The Department of Defense has released a document that provides an outline for military-based cyber operations titled Strategy for Operating in Cyberspace (pdf) that contains five specific strategic initiatives.
A summary of the document is as follows:
"The security and effective operation of U.S. critical infrastructure – including energy, banking and finance, transportation, communication, and the Defense Industrial Base – rely on cyberspace, industrial control systems, and information technology that may be vulnerable to disruption or exploitation."
"In developing its strategy for operating in cyberspace, DoD is focused on a number of central aspects of the cyber threat; these include external threat actors, insider threats, supply chain vulnerabilities, and threats to DoD‘s operational ability. DoD must address vulnerabilities and the concerted efforts of both state and non-state actors to gain unauthorized access to its networks and systems."
"Potential U.S. adversaries may seek to exploit, disrupt, deny, and degrade the networks and systems that DoD depends on for its operations. DoD is particularly concerned with three areas of potential adversarial activity: theft or exploitation of data; disruption or denial of access or service that affects the availability of networks, information, or network-enabled resources; and destructive action including corruption, manipulation, or direct activity that threatens to destroy or degrade networks or connected systems."
"Cyber threats to U.S. national security go well beyond military targets and affect all aspects of society. Hackers and foreign governments are increasingly able to launch sophisticated intrusions into the networks and systems that control critical civilian infrastructure. Given the integrated nature of cyberspace, computer-induced failures of power grids, transportation networks, or financial systems could cause massive physical damage and economic disruption. DoD operations—both at home and abroad—are dependent on this critical infrastructure."
"While the threat to intellectual property is often less visible than the threat to critical infrastructure, it may be the most pervasive cyber threat today. Every year, an amount of intellectual property larger than that contained in the Library of Congress is stolen from networks maintained by U.S. businesses, universities, and government departments and agencies. As military strength ultimately depends on economic vitality, sustained intellectual property losses erode both U.S. military effectiveness and national competitiveness in the global economy."
- Strategic Initiative 1: Treat cyberspace as an operational domain to organize, train, and equip so that DoD can take full advantage of cyberspace’s potential.
- Strategic Initiative 2: Employ new defense operating concepts to protect DoD networks and systems.
- Strategic Initiative 3: Partner with other U.S. government departments and agencies and the private sector to enable a whole-of-government cybersecurity strategy.

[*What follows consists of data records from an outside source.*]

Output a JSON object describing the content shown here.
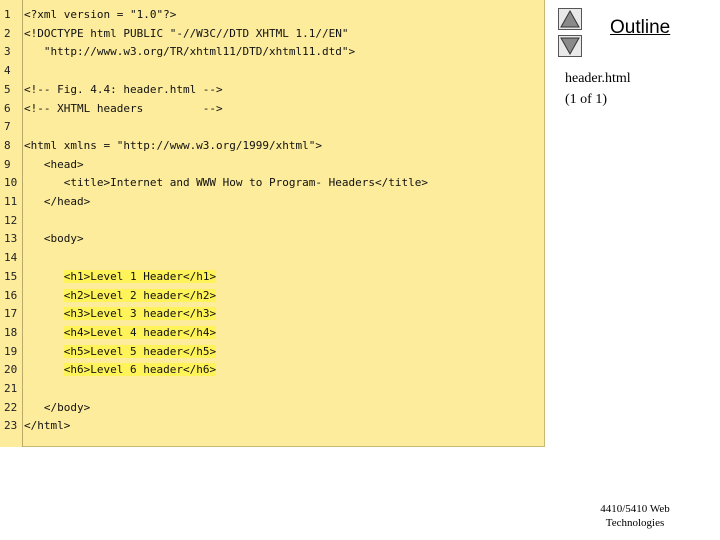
{
  "nav": {
    "up_icon": "triangle-up-icon",
    "down_icon": "triangle-down-icon"
  },
  "outline_label": "Outline",
  "side": {
    "file": "header.html",
    "page": "(1 of 1)"
  },
  "footer": {
    "line1": "4410/5410 Web",
    "line2": "Technologies"
  },
  "code_lines": [
    {
      "n": "1",
      "t": "<?xml version = \"1.0\"?>"
    },
    {
      "n": "2",
      "t": "<!DOCTYPE html PUBLIC \"-//W3C//DTD XHTML 1.1//EN\""
    },
    {
      "n": "3",
      "t": "   \"http://www.w3.org/TR/xhtml11/DTD/xhtml11.dtd\">"
    },
    {
      "n": "4",
      "t": ""
    },
    {
      "n": "5",
      "t": "<!-- Fig. 4.4: header.html -->"
    },
    {
      "n": "6",
      "t": "<!-- XHTML headers         -->"
    },
    {
      "n": "7",
      "t": ""
    },
    {
      "n": "8",
      "t": "<html xmlns = \"http://www.w3.org/1999/xhtml\">"
    },
    {
      "n": "9",
      "t": "   <head>"
    },
    {
      "n": "10",
      "t": "      <title>Internet and WWW How to Program- Headers</title>"
    },
    {
      "n": "11",
      "t": "   </head>"
    },
    {
      "n": "12",
      "t": ""
    },
    {
      "n": "13",
      "t": "   <body>"
    },
    {
      "n": "14",
      "t": ""
    },
    {
      "n": "15",
      "t": "      <h1>Level 1 Header</h1>"
    },
    {
      "n": "16",
      "t": "      <h2>Level 2 header</h2>"
    },
    {
      "n": "17",
      "t": "      <h3>Level 3 header</h3>"
    },
    {
      "n": "18",
      "t": "      <h4>Level 4 header</h4>"
    },
    {
      "n": "19",
      "t": "      <h5>Level 5 header</h5>"
    },
    {
      "n": "20",
      "t": "      <h6>Level 6 header</h6>"
    },
    {
      "n": "21",
      "t": ""
    },
    {
      "n": "22",
      "t": "   </body>"
    },
    {
      "n": "23",
      "t": "</html>"
    }
  ],
  "highlighted_lines": [
    "15",
    "16",
    "17",
    "18",
    "19",
    "20"
  ],
  "colors": {
    "panel_bg": "#fcec9c",
    "highlight": "#fff35a"
  }
}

- Strategic Initiative 4: Build robust relationships with U.S. allies and international partners to strengthen collective cybersecurity.

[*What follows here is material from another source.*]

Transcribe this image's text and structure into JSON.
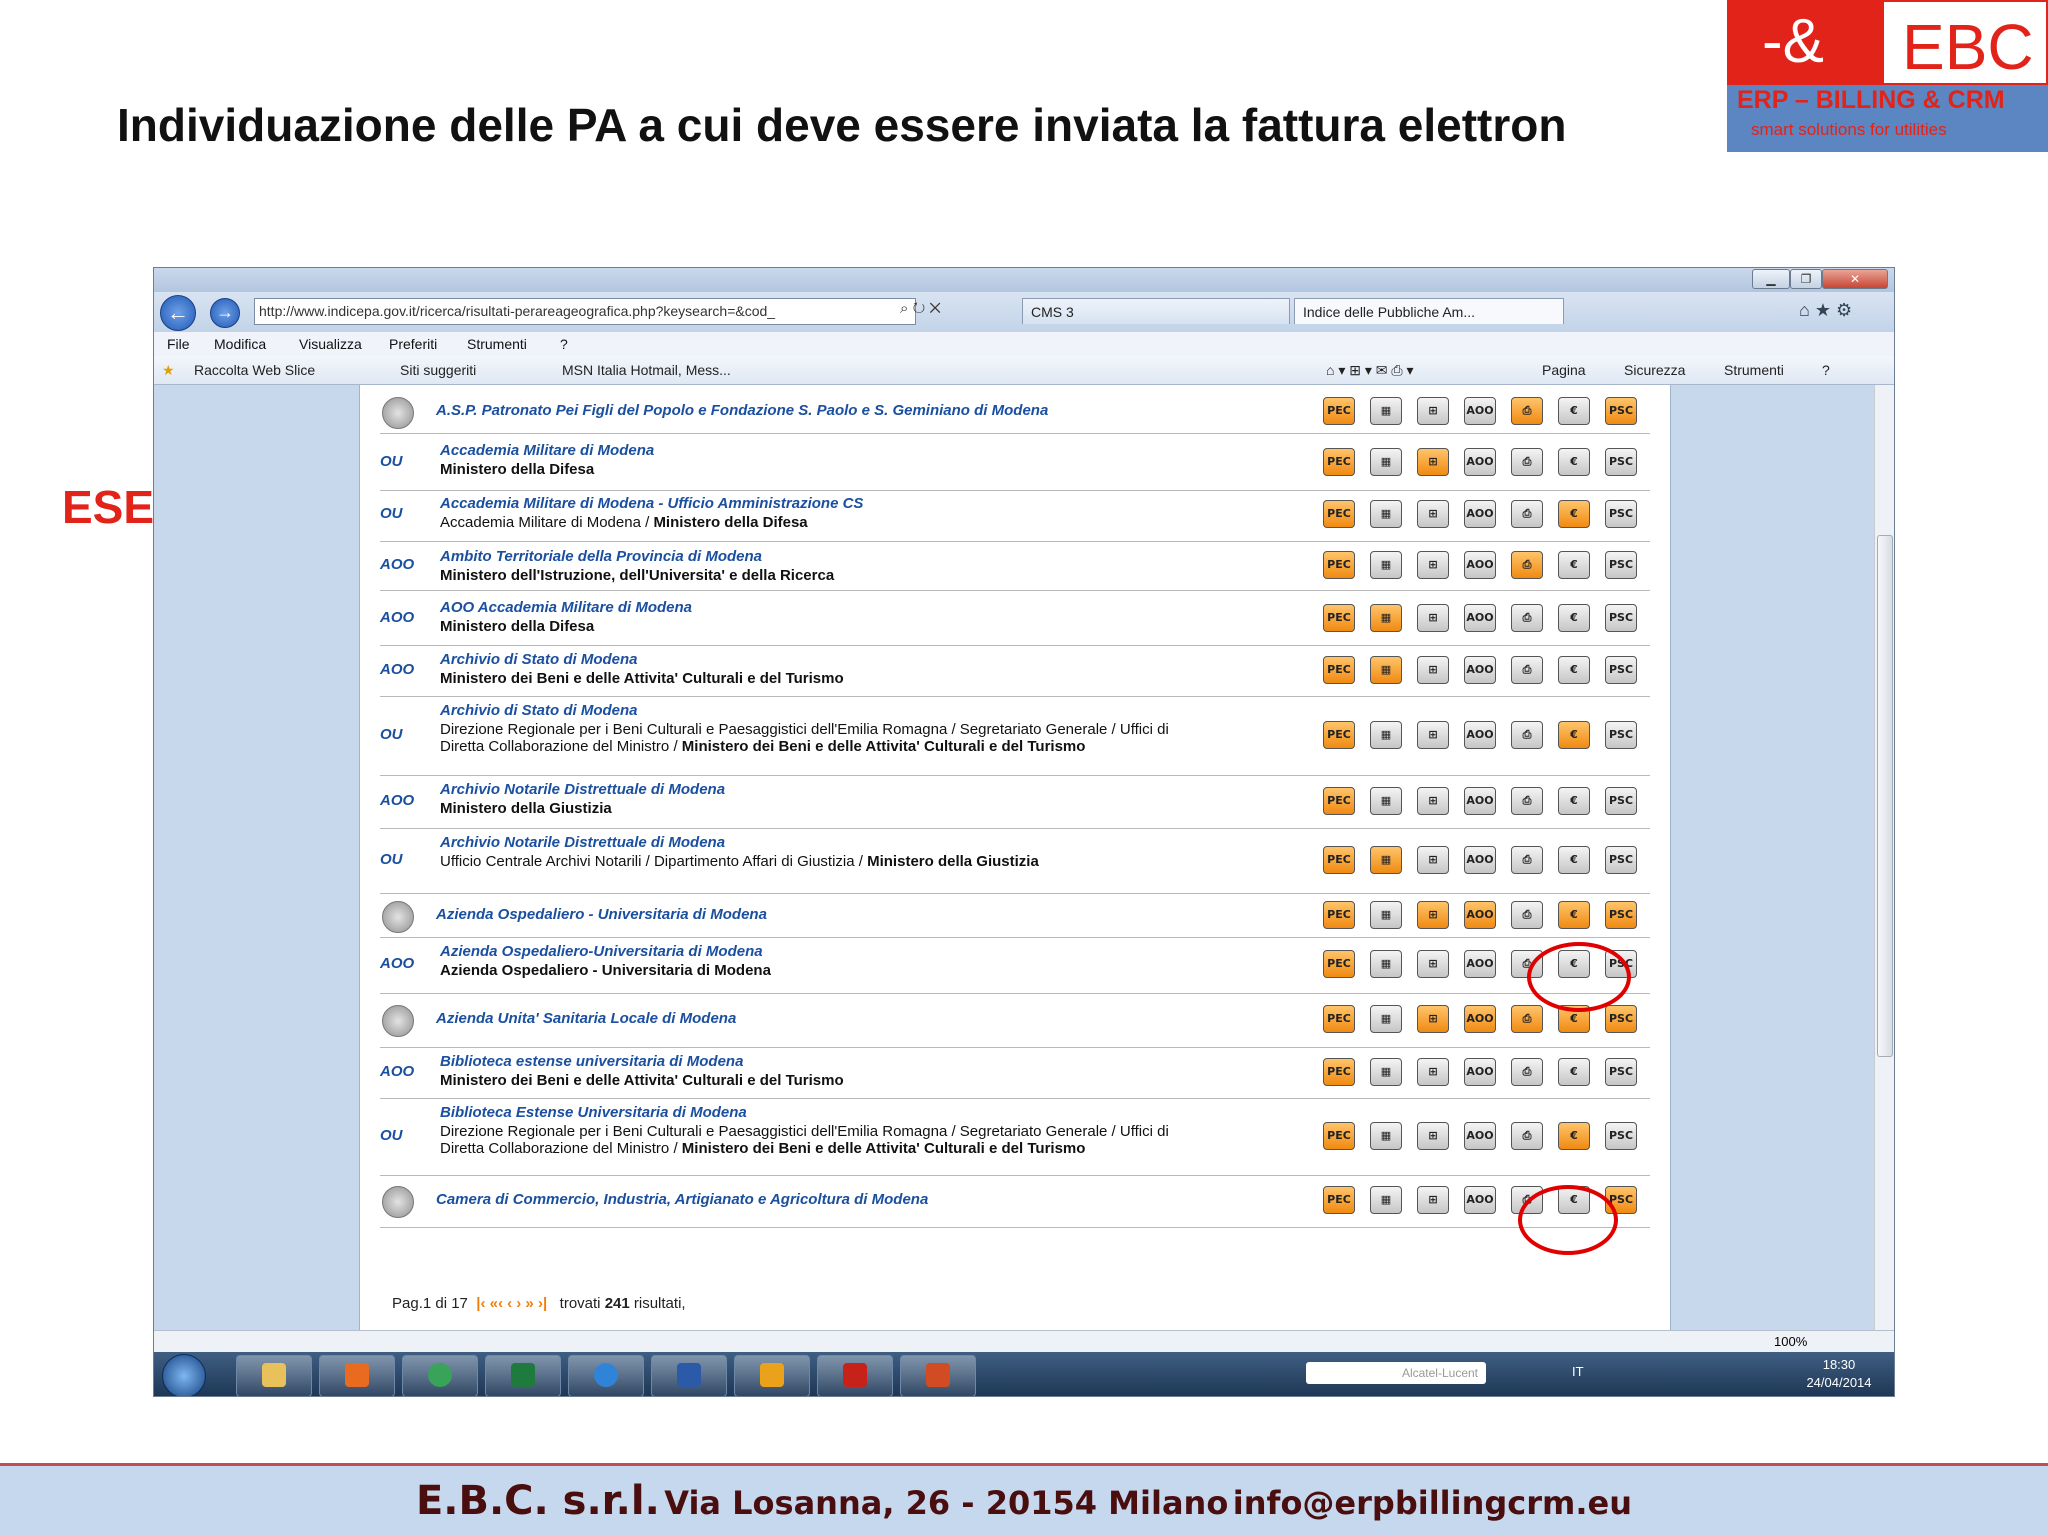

- Strategic Initiative 5: Leverage the nation’s ingenuity through an exceptional cyber workforce and rapid technological innovation.